Creating a government ministry dedicated to infrastructure is not needed as much as the ‘political will’ to back major projects, the ex-head of the National Infrastructure Commission has said.
Former Labour transport minister Lord Adonis told Construction News that funding is “evaporating” for major new infrastructure.
His comments followed reports last week that some members of cabinet are pushing to merge several departments and replace them with a single ministry for infrastructure.
The ministry would be formed from the departments for Transport, Business and Culture, it was reported.
But Lord Adonis told CN: “Whitehall musical chairs won’t make a jot of difference to the actual planning and delivery of infrastructure.
“What’s needed is funding and political will, and both are evaporating rapidly for major new infrastructure.”
With PFI scrapped by the government, ministers are said to be “exploring all sorts of […] new ideas” to find funding for infrastructure projects.

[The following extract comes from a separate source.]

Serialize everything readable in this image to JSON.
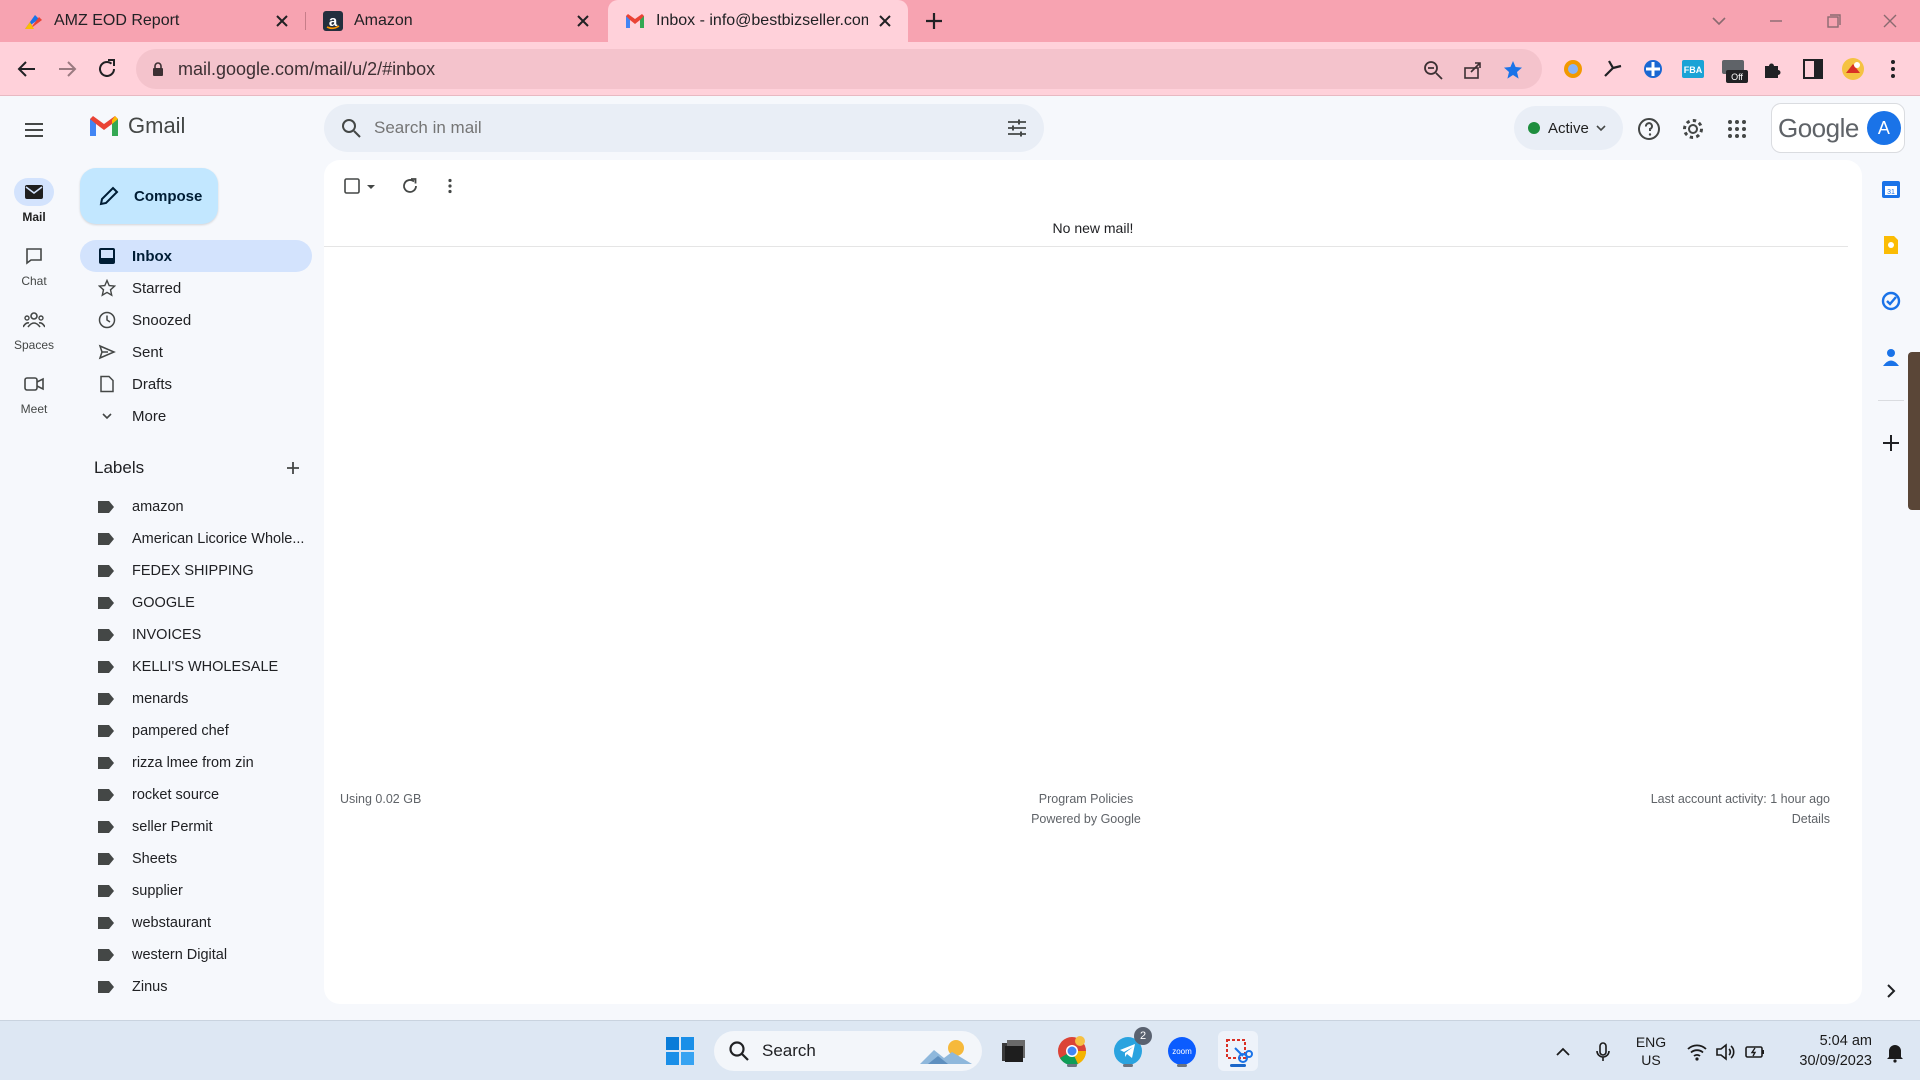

Junior health minister Stephen Hammond, who is not a cabinet member, called for the creation of an infrastructure ministry in 2015.
Mr Hammond claims the establishment of a new ministry would be likely to ensure infrastructure was better planned and delivered.
“I believe there still exists a silo mentality, which needs to be overcome if we are to deliver projects and also many of these projects need a political champion at cabinet level”, he said.
In a report by the Association of Consultancy and Engineering, Mr Hammond wrote that such a department could help deliver large-scale strategic infrastructure more effectively.
He wrote that a new ministry, “could provide the rigorous analysis that restores confidence to government pronouncements on infrastructure needs”.
Mr Hammond said in the report that the proposed department would devise a strategy and implement policies, “that would demonstrably follow from a strong position that would also engender greater cross-party consensus”.
But Civil Engineering Contractors Association chief executive Alasdair Reisner also said the move might lead to a loss of focus from the government, and such an idea had echoes of unsuccessful departmental mergers from the early 2000s.
“The prospect of infrastructure moving away from HM Treasury and Cabinet Office into a single mega-department would also risk a reduction in focus as it moves away from the centre of government,” Mr Reisner said.
“At a time when effective infrastructure policy will be vital to the country’s post-Brexit future, this is an unattractive prospect.”
The Sun reported that the proposed super ministry concept is opposed by the prime minister and so would not come about until her successor is in post.
A Treasury spokesman said: “There are no plans to merge these departments.”
The spokesman added, “investment will reach the highest sustained levels in over 40 years, with a massive £600bn being put into our roads, hospitals and schools over the next decade.
“This includes the largest strategic roads package ever and £37bn of government funding for housing, research and infrastructure through the National Productivity Investment Fund.”